Records for this task:
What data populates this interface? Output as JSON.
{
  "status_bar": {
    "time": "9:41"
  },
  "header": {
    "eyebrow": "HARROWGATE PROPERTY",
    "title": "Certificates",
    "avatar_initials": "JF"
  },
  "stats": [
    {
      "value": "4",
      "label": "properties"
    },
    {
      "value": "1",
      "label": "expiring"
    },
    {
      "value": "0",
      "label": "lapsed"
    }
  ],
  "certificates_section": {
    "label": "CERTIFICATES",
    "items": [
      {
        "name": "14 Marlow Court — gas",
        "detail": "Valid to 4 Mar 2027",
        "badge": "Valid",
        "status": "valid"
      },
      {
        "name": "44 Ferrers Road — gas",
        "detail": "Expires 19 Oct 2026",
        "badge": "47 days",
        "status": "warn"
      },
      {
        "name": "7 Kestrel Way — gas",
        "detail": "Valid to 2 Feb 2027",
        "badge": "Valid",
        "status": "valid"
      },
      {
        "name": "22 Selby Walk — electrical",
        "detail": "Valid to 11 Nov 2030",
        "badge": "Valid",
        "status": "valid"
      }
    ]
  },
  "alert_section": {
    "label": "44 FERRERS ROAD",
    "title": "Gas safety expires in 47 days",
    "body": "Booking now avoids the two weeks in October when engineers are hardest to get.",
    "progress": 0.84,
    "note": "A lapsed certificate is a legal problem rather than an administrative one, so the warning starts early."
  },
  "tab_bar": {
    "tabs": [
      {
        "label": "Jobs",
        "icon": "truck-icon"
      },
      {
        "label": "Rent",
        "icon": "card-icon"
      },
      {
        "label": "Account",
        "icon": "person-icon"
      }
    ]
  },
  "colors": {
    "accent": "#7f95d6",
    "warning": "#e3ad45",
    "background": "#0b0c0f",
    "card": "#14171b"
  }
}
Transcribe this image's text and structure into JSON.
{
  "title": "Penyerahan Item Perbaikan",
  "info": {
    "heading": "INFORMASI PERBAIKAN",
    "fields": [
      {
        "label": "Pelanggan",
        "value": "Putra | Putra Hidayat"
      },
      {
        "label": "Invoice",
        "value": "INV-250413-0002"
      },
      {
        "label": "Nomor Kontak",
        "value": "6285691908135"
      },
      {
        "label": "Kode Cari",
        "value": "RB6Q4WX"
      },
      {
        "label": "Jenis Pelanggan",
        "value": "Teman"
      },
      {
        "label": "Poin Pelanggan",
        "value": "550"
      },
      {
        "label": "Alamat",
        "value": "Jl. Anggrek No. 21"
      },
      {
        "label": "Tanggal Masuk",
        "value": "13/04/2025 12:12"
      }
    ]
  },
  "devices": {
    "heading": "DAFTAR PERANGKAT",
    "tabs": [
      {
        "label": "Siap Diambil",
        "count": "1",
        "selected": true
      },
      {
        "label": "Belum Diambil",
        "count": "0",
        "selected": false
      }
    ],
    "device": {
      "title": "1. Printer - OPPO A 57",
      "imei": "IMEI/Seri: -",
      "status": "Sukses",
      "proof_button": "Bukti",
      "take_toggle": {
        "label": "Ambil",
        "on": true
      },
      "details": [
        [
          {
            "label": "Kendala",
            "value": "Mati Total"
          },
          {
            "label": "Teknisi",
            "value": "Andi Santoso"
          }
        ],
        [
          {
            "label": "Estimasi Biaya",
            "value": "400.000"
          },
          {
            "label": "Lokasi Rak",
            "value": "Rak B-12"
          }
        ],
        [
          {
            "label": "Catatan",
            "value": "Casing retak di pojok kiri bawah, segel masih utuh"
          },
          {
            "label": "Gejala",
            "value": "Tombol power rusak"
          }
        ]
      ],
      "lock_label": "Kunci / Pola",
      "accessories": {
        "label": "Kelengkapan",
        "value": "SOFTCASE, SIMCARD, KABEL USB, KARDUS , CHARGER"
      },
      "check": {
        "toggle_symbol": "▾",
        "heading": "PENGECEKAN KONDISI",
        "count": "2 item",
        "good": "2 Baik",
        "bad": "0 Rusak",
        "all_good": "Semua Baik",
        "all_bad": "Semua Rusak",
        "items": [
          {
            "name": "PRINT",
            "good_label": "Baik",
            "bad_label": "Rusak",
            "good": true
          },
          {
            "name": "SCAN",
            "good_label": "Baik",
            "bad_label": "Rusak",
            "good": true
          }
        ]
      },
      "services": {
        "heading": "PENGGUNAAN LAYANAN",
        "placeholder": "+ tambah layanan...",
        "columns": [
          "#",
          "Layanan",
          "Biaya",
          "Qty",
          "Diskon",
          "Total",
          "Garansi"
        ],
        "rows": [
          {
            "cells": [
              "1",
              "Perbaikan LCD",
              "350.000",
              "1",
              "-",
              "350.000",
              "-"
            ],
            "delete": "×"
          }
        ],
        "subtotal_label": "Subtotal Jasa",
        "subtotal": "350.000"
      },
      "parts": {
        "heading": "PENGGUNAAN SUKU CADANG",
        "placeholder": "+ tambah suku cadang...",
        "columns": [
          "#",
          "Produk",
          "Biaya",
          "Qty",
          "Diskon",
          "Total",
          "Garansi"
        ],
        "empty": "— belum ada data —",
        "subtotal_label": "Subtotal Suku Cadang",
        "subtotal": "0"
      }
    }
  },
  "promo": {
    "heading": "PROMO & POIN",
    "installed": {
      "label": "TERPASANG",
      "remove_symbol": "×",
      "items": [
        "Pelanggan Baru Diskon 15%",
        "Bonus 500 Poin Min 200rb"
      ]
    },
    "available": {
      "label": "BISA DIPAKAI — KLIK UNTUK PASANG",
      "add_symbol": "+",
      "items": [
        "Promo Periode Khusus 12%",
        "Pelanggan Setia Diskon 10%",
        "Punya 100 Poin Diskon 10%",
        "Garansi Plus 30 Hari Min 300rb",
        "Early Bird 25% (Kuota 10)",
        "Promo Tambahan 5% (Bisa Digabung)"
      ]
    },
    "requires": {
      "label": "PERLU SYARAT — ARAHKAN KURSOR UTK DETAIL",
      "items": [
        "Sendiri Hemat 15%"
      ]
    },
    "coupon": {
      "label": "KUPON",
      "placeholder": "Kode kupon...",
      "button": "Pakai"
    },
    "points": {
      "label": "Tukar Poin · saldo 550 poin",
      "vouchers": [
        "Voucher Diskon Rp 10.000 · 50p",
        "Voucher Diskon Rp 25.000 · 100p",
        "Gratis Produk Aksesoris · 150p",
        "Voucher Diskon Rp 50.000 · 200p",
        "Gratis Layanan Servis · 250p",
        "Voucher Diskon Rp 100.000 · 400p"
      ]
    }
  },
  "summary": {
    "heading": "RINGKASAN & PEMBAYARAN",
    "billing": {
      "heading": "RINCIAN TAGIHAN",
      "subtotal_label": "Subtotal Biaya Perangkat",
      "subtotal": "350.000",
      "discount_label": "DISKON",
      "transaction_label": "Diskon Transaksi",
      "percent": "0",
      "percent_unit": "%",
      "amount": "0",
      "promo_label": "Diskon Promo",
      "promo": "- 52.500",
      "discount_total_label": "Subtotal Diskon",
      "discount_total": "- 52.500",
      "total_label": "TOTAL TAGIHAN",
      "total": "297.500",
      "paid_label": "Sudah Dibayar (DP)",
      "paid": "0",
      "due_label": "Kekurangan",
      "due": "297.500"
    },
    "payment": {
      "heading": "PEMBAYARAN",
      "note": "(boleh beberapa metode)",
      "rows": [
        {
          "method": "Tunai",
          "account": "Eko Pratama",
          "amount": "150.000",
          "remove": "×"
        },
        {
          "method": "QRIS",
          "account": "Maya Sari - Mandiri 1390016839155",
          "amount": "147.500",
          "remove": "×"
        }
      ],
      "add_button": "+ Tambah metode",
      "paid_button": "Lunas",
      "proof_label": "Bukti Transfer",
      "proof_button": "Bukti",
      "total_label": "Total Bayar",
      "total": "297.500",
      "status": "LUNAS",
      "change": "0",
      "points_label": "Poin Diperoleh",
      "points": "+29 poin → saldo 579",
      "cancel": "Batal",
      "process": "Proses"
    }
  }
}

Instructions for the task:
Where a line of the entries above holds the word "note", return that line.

Response:
    "note": "A lapsed certificate is a legal problem rather than an administrative one, so the warning starts early."
      "note": "(boleh beberapa metode)",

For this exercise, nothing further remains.